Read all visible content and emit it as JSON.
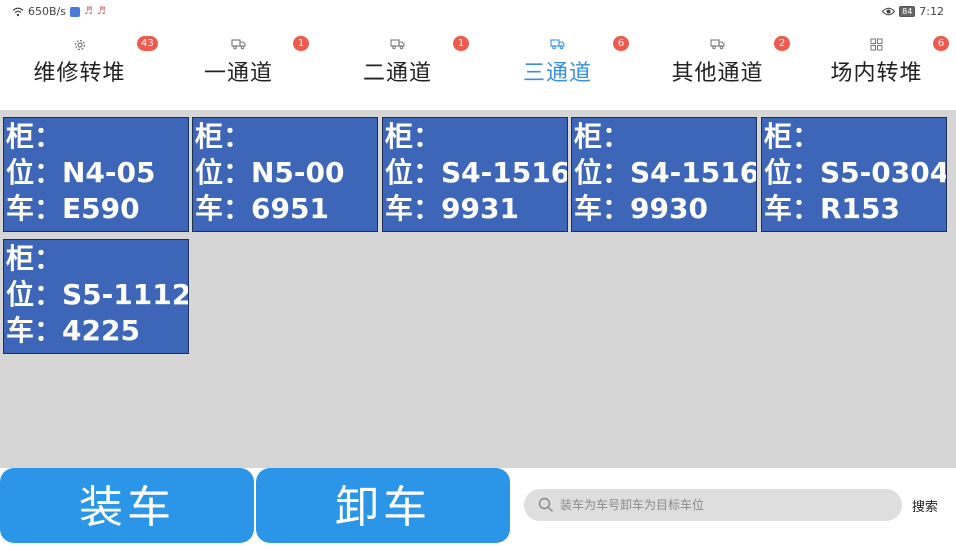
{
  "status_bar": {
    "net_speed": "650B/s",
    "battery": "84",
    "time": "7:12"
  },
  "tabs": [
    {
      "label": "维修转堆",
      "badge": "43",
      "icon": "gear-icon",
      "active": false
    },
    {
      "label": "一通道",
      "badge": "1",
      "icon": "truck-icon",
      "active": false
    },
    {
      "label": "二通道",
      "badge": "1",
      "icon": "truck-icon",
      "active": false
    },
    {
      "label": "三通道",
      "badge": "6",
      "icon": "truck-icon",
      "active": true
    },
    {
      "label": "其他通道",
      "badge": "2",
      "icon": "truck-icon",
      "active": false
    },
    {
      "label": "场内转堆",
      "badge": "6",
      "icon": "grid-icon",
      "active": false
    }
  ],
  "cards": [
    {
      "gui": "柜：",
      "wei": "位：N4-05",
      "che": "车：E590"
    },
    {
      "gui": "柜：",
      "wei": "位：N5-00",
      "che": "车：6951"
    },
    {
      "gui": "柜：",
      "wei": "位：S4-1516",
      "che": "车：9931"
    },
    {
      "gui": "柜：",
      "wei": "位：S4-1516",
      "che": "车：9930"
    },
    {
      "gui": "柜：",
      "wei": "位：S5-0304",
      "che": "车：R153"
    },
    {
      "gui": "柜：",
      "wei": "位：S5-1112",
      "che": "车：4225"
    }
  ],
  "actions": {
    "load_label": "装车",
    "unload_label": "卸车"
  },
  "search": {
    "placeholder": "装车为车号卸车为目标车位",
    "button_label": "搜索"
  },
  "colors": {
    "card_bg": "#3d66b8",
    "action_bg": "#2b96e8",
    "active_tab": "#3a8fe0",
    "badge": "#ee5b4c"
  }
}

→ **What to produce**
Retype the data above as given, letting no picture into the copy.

→ **Written response**
Read all visible content and emit it as JSON.
{
  "status_bar": {
    "net_speed": "650B/s",
    "battery": "84",
    "time": "7:12"
  },
  "tabs": [
    {
      "label": "维修转堆",
      "badge": "43",
      "icon": "gear-icon",
      "active": false
    },
    {
      "label": "一通道",
      "badge": "1",
      "icon": "truck-icon",
      "active": false
    },
    {
      "label": "二通道",
      "badge": "1",
      "icon": "truck-icon",
      "active": false
    },
    {
      "label": "三通道",
      "badge": "6",
      "icon": "truck-icon",
      "active": true
    },
    {
      "label": "其他通道",
      "badge": "2",
      "icon": "truck-icon",
      "active": false
    },
    {
      "label": "场内转堆",
      "badge": "6",
      "icon": "grid-icon",
      "active": false
    }
  ],
  "cards": [
    {
      "gui": "柜：",
      "wei": "位：N4-05",
      "che": "车：E590"
    },
    {
      "gui": "柜：",
      "wei": "位：N5-00",
      "che": "车：6951"
    },
    {
      "gui": "柜：",
      "wei": "位：S4-1516",
      "che": "车：9931"
    },
    {
      "gui": "柜：",
      "wei": "位：S4-1516",
      "che": "车：9930"
    },
    {
      "gui": "柜：",
      "wei": "位：S5-0304",
      "che": "车：R153"
    },
    {
      "gui": "柜：",
      "wei": "位：S5-1112",
      "che": "车：4225"
    }
  ],
  "actions": {
    "load_label": "装车",
    "unload_label": "卸车"
  },
  "search": {
    "placeholder": "装车为车号卸车为目标车位",
    "button_label": "搜索"
  },
  "colors": {
    "card_bg": "#3d66b8",
    "action_bg": "#2b96e8",
    "active_tab": "#3a8fe0",
    "badge": "#ee5b4c"
  }
}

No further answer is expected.